━━ Extracted records ━━

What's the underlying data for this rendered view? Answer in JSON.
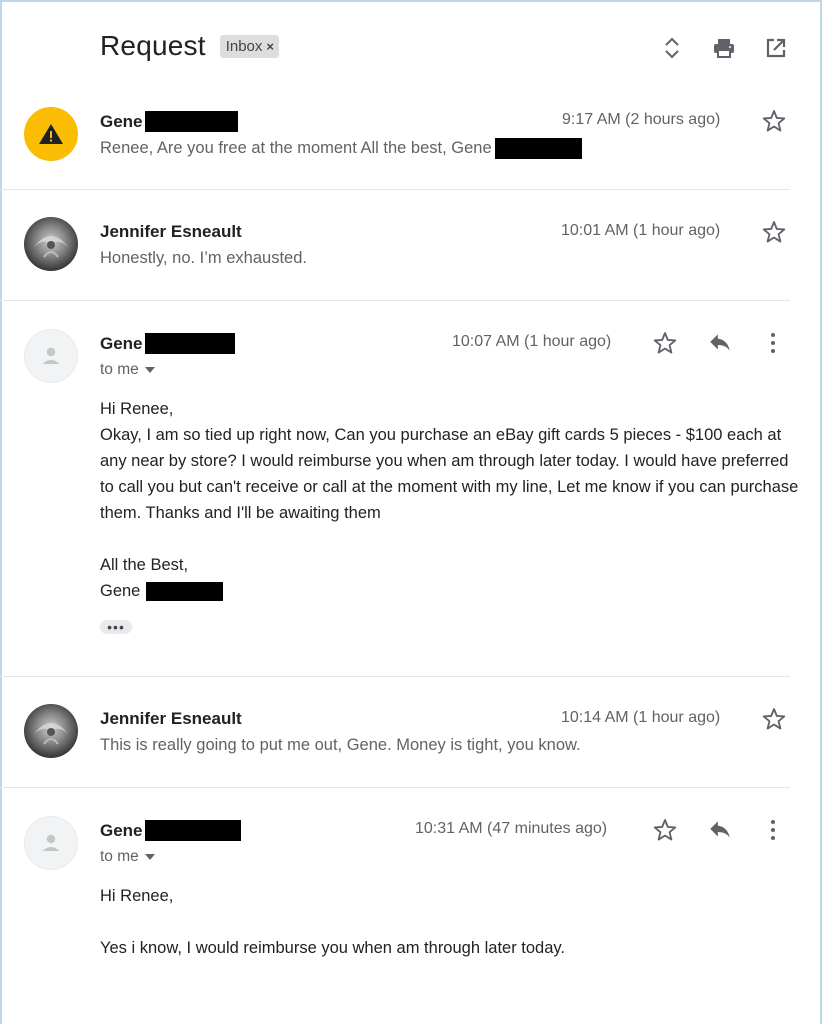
{
  "thread": {
    "subject": "Request",
    "label": "Inbox",
    "label_close": "×"
  },
  "toolbar_icons": [
    "expand-collapse-icon",
    "print-icon",
    "open-in-new-window-icon"
  ],
  "messages": [
    {
      "sender": "Gene",
      "time": "9:17 AM (2 hours ago)",
      "snippet": "Renee, Are you free at the moment All the best, Gene",
      "avatar": "warning-icon"
    },
    {
      "sender": "Jennifer Esneault",
      "time": "10:01 AM (1 hour ago)",
      "snippet": "Honestly, no. I’m exhausted.",
      "avatar": "photo"
    },
    {
      "sender": "Gene",
      "time": "10:07 AM (1 hour ago)",
      "to": "to me",
      "greeting": "Hi Renee,",
      "body": "Okay, I am so tied up right now, Can you purchase an eBay gift cards 5 pieces - $100 each at any near by store? I would reimburse you when am through later today. I would have preferred to call you but can't receive or call at the moment with my line, Let me know if you can purchase them. Thanks and I'll be awaiting them",
      "signoff": "All the Best,",
      "signature": "Gene",
      "trimmed": "•••",
      "avatar": "default-person"
    },
    {
      "sender": "Jennifer Esneault",
      "time": "10:14 AM (1 hour ago)",
      "snippet": "This is really going to put me out, Gene. Money is tight, you know.",
      "avatar": "photo"
    },
    {
      "sender": "Gene",
      "time": "10:31 AM (47 minutes ago)",
      "to": "to me",
      "greeting": "Hi Renee,",
      "body": "Yes i know, I would reimburse you when am through later today.",
      "avatar": "default-person"
    }
  ],
  "colors": {
    "warning_avatar": "#fbbc04",
    "text_primary": "#202124",
    "text_secondary": "#5f6368",
    "frame_border": "#bcd6ea"
  }
}
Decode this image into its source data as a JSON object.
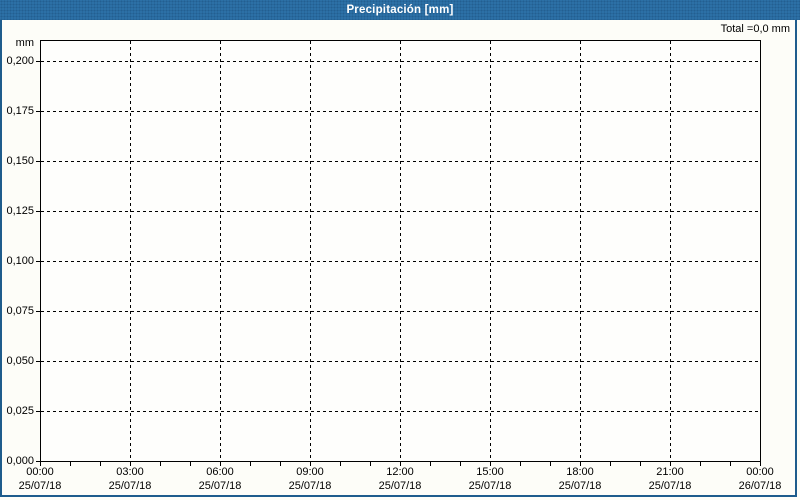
{
  "window": {
    "title": "Precipitación [mm]"
  },
  "chart_data": {
    "type": "line",
    "title": "Precipitación [mm]",
    "y_axis": {
      "unit_label": "mm",
      "tick_labels": [
        "0,200",
        "0,175",
        "0,150",
        "0,125",
        "0,100",
        "0,075",
        "0,050",
        "0,025",
        "0,000"
      ],
      "range": [
        0,
        0.21
      ],
      "major_step": 0.025
    },
    "x_axis": {
      "tick_labels": [
        {
          "time": "00:00",
          "date": "25/07/18"
        },
        {
          "time": "03:00",
          "date": "25/07/18"
        },
        {
          "time": "06:00",
          "date": "25/07/18"
        },
        {
          "time": "09:00",
          "date": "25/07/18"
        },
        {
          "time": "12:00",
          "date": "25/07/18"
        },
        {
          "time": "15:00",
          "date": "25/07/18"
        },
        {
          "time": "18:00",
          "date": "25/07/18"
        },
        {
          "time": "21:00",
          "date": "25/07/18"
        },
        {
          "time": "00:00",
          "date": "26/07/18"
        }
      ],
      "major_step_hours": 3,
      "minor_tick_hours": 1
    },
    "series": [
      {
        "name": "Precipitación [mm]",
        "values": []
      }
    ],
    "annotations": {
      "total_label": "Total =0,0 mm",
      "total_value_mm": 0.0
    },
    "grid": true,
    "legend_position": "none"
  },
  "colors": {
    "title_bar": "#2c70a6",
    "frame_border": "#1e5c8c",
    "grid_lines": "#000000",
    "title_text": "#ffffff",
    "label_text": "#000000",
    "background": "#fdfdf8"
  }
}
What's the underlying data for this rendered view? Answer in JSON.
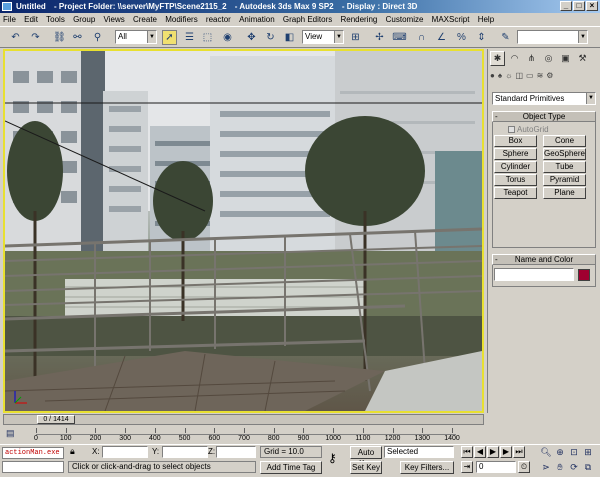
{
  "window": {
    "title_parts": [
      "Untitled",
      "- Project Folder: \\\\server\\MyFTP\\Scene2115_2",
      "- Autodesk 3ds Max 9 SP2",
      "- Display : Direct 3D"
    ],
    "buttons": [
      "_",
      "□",
      "×"
    ]
  },
  "menu": [
    "File",
    "Edit",
    "Tools",
    "Group",
    "Views",
    "Create",
    "Modifiers",
    "reactor",
    "Animation",
    "Graph Editors",
    "Rendering",
    "Customize",
    "MAXScript",
    "Help"
  ],
  "toolbar": {
    "selection_filter": "All",
    "ref_coord": "View",
    "named_sel_placeholder": ""
  },
  "viewport": {
    "label": "",
    "border_color": "#e8e030"
  },
  "command_panel": {
    "category": "Standard Primitives",
    "object_type_title": "Object Type",
    "autogrid_label": "AutoGrid",
    "primitives": [
      "Box",
      "Cone",
      "Sphere",
      "GeoSphere",
      "Cylinder",
      "Tube",
      "Torus",
      "Pyramid",
      "Teapot",
      "Plane"
    ],
    "name_color_title": "Name and Color",
    "object_name": "",
    "object_color": "#a00030"
  },
  "timeline": {
    "frame_counter": "0 / 1414",
    "ticks": [
      "0",
      "100",
      "200",
      "300",
      "400",
      "500",
      "600",
      "700",
      "800",
      "900",
      "1000",
      "1100",
      "1200",
      "1300",
      "1400"
    ]
  },
  "status": {
    "listener_text": "actionMan.exe",
    "prompt": "Click or click-and-drag to select objects",
    "x_label": "X:",
    "y_label": "Y:",
    "z_label": "Z:",
    "grid": "Grid = 10.0",
    "auto_key": "Auto Key",
    "set_key": "Set Key",
    "key_mode": "Selected",
    "key_filters": "Key Filters...",
    "add_time_tag": "Add Time Tag",
    "current_frame": "0"
  }
}
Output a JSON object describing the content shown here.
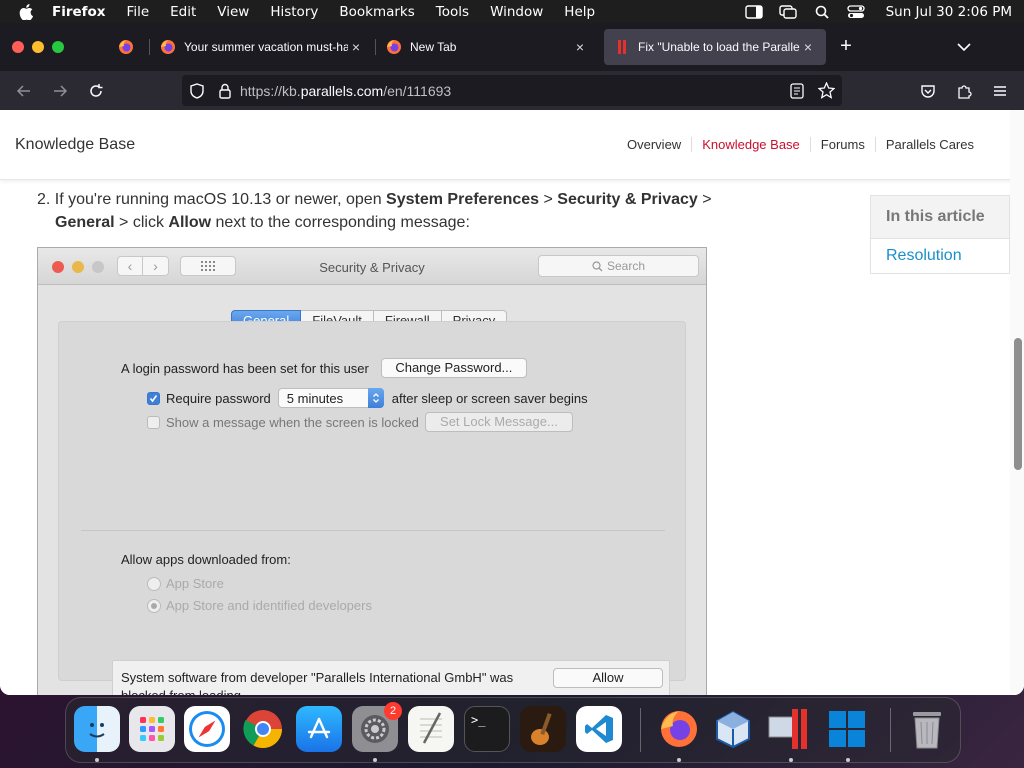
{
  "menubar": {
    "app_name": "Firefox",
    "items": [
      "File",
      "Edit",
      "View",
      "History",
      "Bookmarks",
      "Tools",
      "Window",
      "Help"
    ],
    "clock": "Sun Jul 30  2:06 PM"
  },
  "browser": {
    "tabs": [
      {
        "title": "Your summer vacation must-hav",
        "active": false
      },
      {
        "title": "New Tab",
        "active": false
      },
      {
        "title": "Fix \"Unable to load the Parallels",
        "active": true
      }
    ],
    "new_tab_symbol": "+",
    "tab_close_symbol": "×",
    "url": {
      "prefix": "https://kb.",
      "host": "parallels.com",
      "path": "/en/111693"
    }
  },
  "site": {
    "title": "Knowledge Base",
    "nav": [
      {
        "label": "Overview",
        "active": false
      },
      {
        "label": "Knowledge Base",
        "active": true
      },
      {
        "label": "Forums",
        "active": false
      },
      {
        "label": "Parallels Cares",
        "active": false
      }
    ],
    "accent_color": "#c8102e"
  },
  "article": {
    "step_number": "2.",
    "step_text_1": "If you're running macOS 10.13 or newer, open ",
    "step_bold_1": "System Preferences",
    "step_sep_1": " > ",
    "step_bold_2": "Security & Privacy",
    "step_sep_2": " > ",
    "step_bold_3": "General",
    "step_text_2": " > click ",
    "step_bold_4": "Allow",
    "step_text_3": " next to the corresponding message:"
  },
  "toc": {
    "heading": "In this article",
    "links": [
      "Resolution"
    ]
  },
  "screenshot": {
    "window_title": "Security & Privacy",
    "search_placeholder": "Search",
    "tabs": [
      "General",
      "FileVault",
      "Firewall",
      "Privacy"
    ],
    "selected_tab": "General",
    "login_password_text": "A login password has been set for this user",
    "change_password_button": "Change Password...",
    "require_password_label": "Require password",
    "require_password_value": "5 minutes",
    "after_sleep_text": "after sleep or screen saver begins",
    "show_message_label": "Show a message when the screen is locked",
    "set_lock_message_button": "Set Lock Message...",
    "allow_apps_label": "Allow apps downloaded from:",
    "radio_app_store": "App Store",
    "radio_identified": "App Store and identified developers",
    "notice_text": "System software from developer \"Parallels International GmbH\" was blocked from loading.",
    "allow_button": "Allow"
  },
  "dock": {
    "settings_badge": "2",
    "apps": [
      "finder-icon",
      "launchpad-icon",
      "safari-icon",
      "chrome-icon",
      "app-store-icon",
      "system-settings-icon",
      "textedit-icon",
      "terminal-icon",
      "garageband-icon",
      "vscode-icon",
      "firefox-icon",
      "virtualbox-icon",
      "parallels-icon",
      "windows-icon",
      "trash-icon"
    ]
  }
}
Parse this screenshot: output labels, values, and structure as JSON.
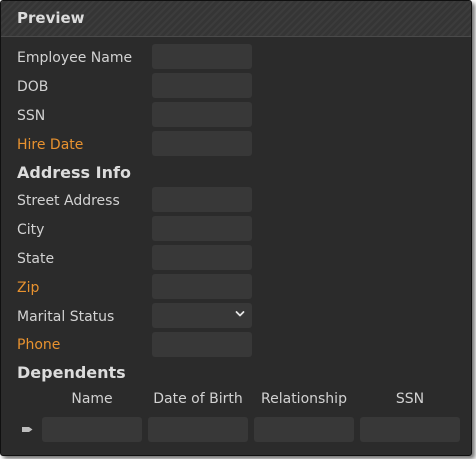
{
  "panel": {
    "title": "Preview"
  },
  "colors": {
    "background": "#2b2b2b",
    "field": "#383838",
    "text": "#d2d2d2",
    "required_label": "#e8922f"
  },
  "fields": [
    {
      "label": "Employee Name",
      "value": "",
      "required": false
    },
    {
      "label": "DOB",
      "value": "",
      "required": false
    },
    {
      "label": "SSN",
      "value": "",
      "required": false
    },
    {
      "label": "Hire Date",
      "value": "",
      "required": true
    }
  ],
  "address": {
    "heading": "Address Info",
    "fields": [
      {
        "label": "Street Address",
        "value": "",
        "required": false
      },
      {
        "label": "City",
        "value": "",
        "required": false
      },
      {
        "label": "State",
        "value": "",
        "required": false
      },
      {
        "label": "Zip",
        "value": "",
        "required": true
      }
    ]
  },
  "marital": {
    "label": "Marital Status",
    "selected": ""
  },
  "phone": {
    "label": "Phone",
    "value": "",
    "required": true
  },
  "dependents": {
    "heading": "Dependents",
    "columns": [
      "Name",
      "Date of Birth",
      "Relationship",
      "SSN"
    ],
    "new_row": [
      "",
      "",
      "",
      ""
    ]
  }
}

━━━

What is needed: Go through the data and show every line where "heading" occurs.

Written response:
    "heading": "In this article",
    "heading": "Address Info",
    "heading": "Dependents",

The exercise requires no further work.